Most project managers add incredible value to the engagement. I, personally, could not imagine a project run without that kind of leadership. In my mind, it would be a disorganised mess. I hope that most of the clients that I have run projects for would agree with this statement.
However, what happens when you have those customers who, for whatever reason, aren't fond of project managers? Maybe they don't see the value in paying for a PM. Maybe they had a bad experience with an ineffective project manager on a recent engagement. Maybe they have their own PM and see no need for two, or maybe they are just extremely budget-conscious and are afraid the PM position will charge unnecessary time for the effort.
Whatever the reason, we have a customer who is not fond of us - even though they don't really know us. What do we do?
I've had this happen…and here is my recommendation if it happens to you:
Don't take it personally. Never take it too personally. Your customer doesn't know you…yet. He or she is acting on a perceived fear, a concern, or a bad experience from another project manager. Be pleasant, not defensive; communicate well, and listen carefully to what they are saying so as to look for needs that you and your team can tend to.
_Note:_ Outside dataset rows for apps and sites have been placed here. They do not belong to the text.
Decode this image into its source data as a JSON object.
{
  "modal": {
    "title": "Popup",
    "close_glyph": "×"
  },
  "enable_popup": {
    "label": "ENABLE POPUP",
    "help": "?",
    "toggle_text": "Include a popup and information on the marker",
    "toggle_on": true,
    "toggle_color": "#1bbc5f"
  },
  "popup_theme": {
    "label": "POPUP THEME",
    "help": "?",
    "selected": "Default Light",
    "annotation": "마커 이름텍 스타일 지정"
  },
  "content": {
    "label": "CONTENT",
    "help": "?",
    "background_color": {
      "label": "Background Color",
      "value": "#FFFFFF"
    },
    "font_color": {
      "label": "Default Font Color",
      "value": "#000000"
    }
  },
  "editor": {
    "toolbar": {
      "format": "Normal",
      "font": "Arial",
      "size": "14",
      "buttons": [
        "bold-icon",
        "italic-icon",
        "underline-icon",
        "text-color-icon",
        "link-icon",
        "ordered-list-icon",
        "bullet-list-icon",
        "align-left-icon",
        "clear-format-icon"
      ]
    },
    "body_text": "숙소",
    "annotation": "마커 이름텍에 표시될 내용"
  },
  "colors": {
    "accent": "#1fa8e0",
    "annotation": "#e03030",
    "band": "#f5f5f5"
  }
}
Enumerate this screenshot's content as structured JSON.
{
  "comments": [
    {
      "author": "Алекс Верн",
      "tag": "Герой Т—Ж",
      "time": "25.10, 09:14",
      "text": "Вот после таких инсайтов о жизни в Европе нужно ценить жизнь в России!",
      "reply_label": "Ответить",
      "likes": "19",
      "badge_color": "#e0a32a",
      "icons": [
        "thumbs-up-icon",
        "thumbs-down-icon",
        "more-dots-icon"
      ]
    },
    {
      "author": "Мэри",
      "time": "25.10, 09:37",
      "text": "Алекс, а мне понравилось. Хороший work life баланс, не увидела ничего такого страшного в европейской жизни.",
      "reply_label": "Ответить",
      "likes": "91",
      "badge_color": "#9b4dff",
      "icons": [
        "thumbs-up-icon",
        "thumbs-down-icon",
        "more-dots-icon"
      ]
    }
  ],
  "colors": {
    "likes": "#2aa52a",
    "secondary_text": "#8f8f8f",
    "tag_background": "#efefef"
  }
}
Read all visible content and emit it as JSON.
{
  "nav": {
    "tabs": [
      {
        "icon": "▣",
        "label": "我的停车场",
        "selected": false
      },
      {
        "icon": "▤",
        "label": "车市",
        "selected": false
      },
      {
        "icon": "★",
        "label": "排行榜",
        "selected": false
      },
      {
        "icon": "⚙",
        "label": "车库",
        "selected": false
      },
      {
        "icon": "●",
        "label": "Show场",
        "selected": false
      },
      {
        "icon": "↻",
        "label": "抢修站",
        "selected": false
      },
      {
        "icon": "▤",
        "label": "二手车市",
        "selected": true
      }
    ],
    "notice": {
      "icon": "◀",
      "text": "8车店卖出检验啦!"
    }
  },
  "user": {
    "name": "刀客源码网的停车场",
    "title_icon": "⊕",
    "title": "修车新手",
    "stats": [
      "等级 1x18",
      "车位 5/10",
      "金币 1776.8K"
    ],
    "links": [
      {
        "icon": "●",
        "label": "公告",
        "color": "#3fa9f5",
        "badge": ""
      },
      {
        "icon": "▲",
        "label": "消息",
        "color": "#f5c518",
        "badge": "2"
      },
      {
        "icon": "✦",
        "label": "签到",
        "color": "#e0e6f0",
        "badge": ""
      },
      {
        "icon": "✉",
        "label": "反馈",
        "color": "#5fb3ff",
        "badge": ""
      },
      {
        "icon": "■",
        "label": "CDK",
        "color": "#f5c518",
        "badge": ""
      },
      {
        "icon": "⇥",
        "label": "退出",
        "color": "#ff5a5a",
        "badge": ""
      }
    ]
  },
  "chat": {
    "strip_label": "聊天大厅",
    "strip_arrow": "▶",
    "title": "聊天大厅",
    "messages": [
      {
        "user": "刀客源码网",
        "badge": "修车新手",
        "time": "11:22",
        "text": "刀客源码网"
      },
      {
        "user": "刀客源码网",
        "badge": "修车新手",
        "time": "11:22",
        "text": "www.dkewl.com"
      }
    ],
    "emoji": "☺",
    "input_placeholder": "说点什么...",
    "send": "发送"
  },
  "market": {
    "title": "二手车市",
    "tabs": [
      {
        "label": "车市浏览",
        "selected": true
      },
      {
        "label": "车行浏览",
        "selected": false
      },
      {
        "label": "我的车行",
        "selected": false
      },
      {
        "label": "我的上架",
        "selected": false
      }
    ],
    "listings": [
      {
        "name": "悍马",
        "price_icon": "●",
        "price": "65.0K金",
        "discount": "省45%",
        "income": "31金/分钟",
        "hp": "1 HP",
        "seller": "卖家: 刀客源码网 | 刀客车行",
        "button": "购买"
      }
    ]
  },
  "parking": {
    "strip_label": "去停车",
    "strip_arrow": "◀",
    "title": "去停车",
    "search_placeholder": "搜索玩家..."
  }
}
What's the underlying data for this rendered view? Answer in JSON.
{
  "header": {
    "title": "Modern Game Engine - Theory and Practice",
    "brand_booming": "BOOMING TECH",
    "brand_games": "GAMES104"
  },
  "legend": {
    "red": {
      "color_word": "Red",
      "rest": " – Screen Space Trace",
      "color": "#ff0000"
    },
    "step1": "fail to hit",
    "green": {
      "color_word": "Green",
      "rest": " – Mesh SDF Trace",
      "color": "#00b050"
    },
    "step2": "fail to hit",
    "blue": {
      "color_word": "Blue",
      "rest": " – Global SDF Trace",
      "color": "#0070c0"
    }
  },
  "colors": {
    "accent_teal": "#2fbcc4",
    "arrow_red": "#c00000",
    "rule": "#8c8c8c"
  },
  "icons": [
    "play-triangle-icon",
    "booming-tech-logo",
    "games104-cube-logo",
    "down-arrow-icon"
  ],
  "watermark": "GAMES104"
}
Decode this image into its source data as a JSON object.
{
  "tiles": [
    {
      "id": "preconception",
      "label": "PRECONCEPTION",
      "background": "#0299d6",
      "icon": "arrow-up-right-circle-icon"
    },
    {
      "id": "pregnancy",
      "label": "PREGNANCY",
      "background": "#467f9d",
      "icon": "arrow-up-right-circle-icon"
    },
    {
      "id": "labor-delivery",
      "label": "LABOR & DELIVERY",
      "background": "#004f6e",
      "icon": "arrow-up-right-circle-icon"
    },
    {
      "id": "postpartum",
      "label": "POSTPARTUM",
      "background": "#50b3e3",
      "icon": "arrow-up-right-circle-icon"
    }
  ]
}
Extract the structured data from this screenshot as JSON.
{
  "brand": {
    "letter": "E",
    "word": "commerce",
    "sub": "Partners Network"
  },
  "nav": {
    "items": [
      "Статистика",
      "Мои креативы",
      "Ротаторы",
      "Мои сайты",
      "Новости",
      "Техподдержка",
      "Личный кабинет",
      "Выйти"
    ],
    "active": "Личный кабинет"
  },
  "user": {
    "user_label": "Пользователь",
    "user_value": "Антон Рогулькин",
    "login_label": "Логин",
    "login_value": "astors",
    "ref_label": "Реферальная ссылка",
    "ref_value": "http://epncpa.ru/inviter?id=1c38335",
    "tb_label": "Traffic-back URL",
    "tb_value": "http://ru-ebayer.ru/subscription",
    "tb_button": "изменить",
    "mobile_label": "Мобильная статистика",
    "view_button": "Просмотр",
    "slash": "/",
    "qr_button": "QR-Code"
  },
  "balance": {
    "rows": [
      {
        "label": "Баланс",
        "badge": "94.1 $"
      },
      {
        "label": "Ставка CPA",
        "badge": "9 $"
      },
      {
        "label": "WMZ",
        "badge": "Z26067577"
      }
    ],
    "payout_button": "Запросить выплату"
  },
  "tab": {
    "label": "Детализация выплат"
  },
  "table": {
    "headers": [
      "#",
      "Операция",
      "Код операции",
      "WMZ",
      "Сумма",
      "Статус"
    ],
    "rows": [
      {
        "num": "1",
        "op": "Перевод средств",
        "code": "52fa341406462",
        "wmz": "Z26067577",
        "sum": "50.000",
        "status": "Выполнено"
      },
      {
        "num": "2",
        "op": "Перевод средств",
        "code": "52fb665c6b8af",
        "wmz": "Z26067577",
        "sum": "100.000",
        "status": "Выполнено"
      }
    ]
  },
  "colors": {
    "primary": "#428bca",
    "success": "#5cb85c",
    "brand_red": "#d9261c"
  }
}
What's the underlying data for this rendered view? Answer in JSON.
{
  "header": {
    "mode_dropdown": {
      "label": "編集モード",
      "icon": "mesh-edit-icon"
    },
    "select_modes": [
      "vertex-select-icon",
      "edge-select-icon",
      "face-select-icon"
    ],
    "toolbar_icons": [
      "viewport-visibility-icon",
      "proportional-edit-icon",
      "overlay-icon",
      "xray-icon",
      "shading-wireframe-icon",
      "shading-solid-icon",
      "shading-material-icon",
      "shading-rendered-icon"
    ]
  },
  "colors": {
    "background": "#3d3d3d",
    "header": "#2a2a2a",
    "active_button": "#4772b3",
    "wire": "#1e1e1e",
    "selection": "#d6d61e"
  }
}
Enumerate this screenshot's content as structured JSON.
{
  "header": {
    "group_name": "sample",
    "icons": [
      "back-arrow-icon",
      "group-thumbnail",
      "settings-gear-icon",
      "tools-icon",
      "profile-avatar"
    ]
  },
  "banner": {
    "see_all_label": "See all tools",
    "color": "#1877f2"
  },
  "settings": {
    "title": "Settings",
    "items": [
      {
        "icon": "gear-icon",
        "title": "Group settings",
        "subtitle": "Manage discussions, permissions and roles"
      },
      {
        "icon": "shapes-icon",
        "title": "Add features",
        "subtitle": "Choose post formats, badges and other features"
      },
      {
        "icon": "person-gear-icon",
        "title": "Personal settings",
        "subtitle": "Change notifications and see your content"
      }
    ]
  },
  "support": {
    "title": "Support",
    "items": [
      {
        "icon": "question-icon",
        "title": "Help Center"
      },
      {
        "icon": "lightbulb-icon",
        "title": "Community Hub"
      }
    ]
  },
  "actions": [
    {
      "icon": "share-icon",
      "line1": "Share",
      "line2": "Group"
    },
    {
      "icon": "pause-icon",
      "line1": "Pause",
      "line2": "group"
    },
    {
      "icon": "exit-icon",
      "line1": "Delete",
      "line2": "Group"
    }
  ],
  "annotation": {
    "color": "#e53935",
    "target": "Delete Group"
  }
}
Look for ways to add value to the engagement without adding too much cost. Manage remotely. Don't go to the customer's site unless absolutely necessary (thus keeping travel costs down), and look for ways to provide detailed status reporting because that is a very cost effective way to keep your customer well informed unobtrusively.
Manage the team well. Keep the team in check. Show the customer that you are on top of everything - including your team. When the customer perceives that the project manager is maintaining good control of his team and the project, that's when they start seeing great value from the PM.
Communicate. I can't stress enough the value of good project manager communication on every project. It is the number one priority for the PM, and not all are great at it…so do your best to master the art of communication. And over-communicate with the customer because the more informed they feel, the more satisfied they tend to be, and the more value they see from you.
The bottom line is this: As project managers, we can add considerable value to any project engagement. We can do it by being everywhere and doing everything. That seems to be the norm rather than the exception. However, when our project customer is not a "project manager friendly" project customer, we can also do it by staying out of the way. It may frustrate us, and it may make us feel insignificant or possibly even a bit out of the loop, but the main concern should always be, "what makes the customer happy?" If they are never going to see the full value of the PM, then we may need to lessen our role…and that's OK…this one time.